(Website and app data records)
#####

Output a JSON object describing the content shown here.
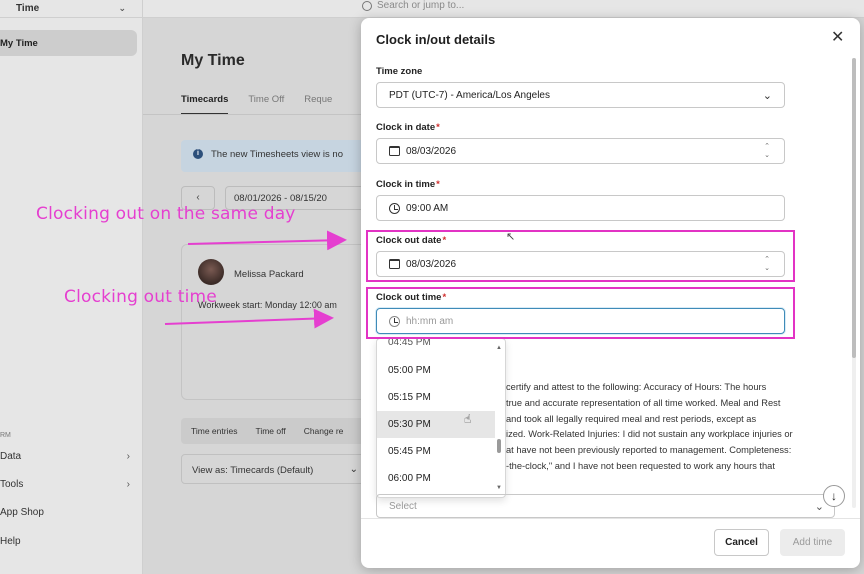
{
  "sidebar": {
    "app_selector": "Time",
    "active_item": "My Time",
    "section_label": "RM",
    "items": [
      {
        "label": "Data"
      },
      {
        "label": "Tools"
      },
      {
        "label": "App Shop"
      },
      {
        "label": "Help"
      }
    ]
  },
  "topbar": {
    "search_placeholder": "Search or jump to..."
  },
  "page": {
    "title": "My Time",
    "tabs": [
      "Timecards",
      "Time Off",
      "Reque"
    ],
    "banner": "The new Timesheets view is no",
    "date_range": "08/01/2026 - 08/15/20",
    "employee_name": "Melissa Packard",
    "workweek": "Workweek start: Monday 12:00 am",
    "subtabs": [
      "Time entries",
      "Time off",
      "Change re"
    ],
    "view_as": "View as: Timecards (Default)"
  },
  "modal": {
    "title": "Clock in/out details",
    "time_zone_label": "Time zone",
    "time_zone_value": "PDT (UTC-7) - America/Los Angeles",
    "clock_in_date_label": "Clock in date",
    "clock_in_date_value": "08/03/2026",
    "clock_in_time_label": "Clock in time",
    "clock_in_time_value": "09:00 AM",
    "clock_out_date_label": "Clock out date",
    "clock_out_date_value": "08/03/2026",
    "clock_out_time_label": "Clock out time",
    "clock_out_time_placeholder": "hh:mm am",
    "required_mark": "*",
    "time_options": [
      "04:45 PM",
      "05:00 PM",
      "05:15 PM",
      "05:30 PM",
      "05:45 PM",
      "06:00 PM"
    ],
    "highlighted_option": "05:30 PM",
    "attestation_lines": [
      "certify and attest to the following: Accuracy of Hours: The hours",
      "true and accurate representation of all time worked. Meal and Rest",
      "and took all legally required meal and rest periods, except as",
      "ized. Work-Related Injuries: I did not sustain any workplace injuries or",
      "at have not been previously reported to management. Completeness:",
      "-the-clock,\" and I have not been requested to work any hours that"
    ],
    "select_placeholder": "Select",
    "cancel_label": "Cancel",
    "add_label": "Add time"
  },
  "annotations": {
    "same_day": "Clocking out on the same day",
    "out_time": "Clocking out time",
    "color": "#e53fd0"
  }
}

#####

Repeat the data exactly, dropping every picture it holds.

> [OUTPUT OF THE TASK]
Output a JSON object describing the content shown here.
{
  "sidebar": {
    "app_selector": "Time",
    "active_item": "My Time",
    "section_label": "RM",
    "items": [
      {
        "label": "Data"
      },
      {
        "label": "Tools"
      },
      {
        "label": "App Shop"
      },
      {
        "label": "Help"
      }
    ]
  },
  "topbar": {
    "search_placeholder": "Search or jump to..."
  },
  "page": {
    "title": "My Time",
    "tabs": [
      "Timecards",
      "Time Off",
      "Reque"
    ],
    "banner": "The new Timesheets view is no",
    "date_range": "08/01/2026 - 08/15/20",
    "employee_name": "Melissa Packard",
    "workweek": "Workweek start: Monday 12:00 am",
    "subtabs": [
      "Time entries",
      "Time off",
      "Change re"
    ],
    "view_as": "View as: Timecards (Default)"
  },
  "modal": {
    "title": "Clock in/out details",
    "time_zone_label": "Time zone",
    "time_zone_value": "PDT (UTC-7) - America/Los Angeles",
    "clock_in_date_label": "Clock in date",
    "clock_in_date_value": "08/03/2026",
    "clock_in_time_label": "Clock in time",
    "clock_in_time_value": "09:00 AM",
    "clock_out_date_label": "Clock out date",
    "clock_out_date_value": "08/03/2026",
    "clock_out_time_label": "Clock out time",
    "clock_out_time_placeholder": "hh:mm am",
    "required_mark": "*",
    "time_options": [
      "04:45 PM",
      "05:00 PM",
      "05:15 PM",
      "05:30 PM",
      "05:45 PM",
      "06:00 PM"
    ],
    "highlighted_option": "05:30 PM",
    "attestation_lines": [
      "certify and attest to the following: Accuracy of Hours: The hours",
      "true and accurate representation of all time worked. Meal and Rest",
      "and took all legally required meal and rest periods, except as",
      "ized. Work-Related Injuries: I did not sustain any workplace injuries or",
      "at have not been previously reported to management. Completeness:",
      "-the-clock,\" and I have not been requested to work any hours that"
    ],
    "select_placeholder": "Select",
    "cancel_label": "Cancel",
    "add_label": "Add time"
  },
  "annotations": {
    "same_day": "Clocking out on the same day",
    "out_time": "Clocking out time",
    "color": "#e53fd0"
  }
}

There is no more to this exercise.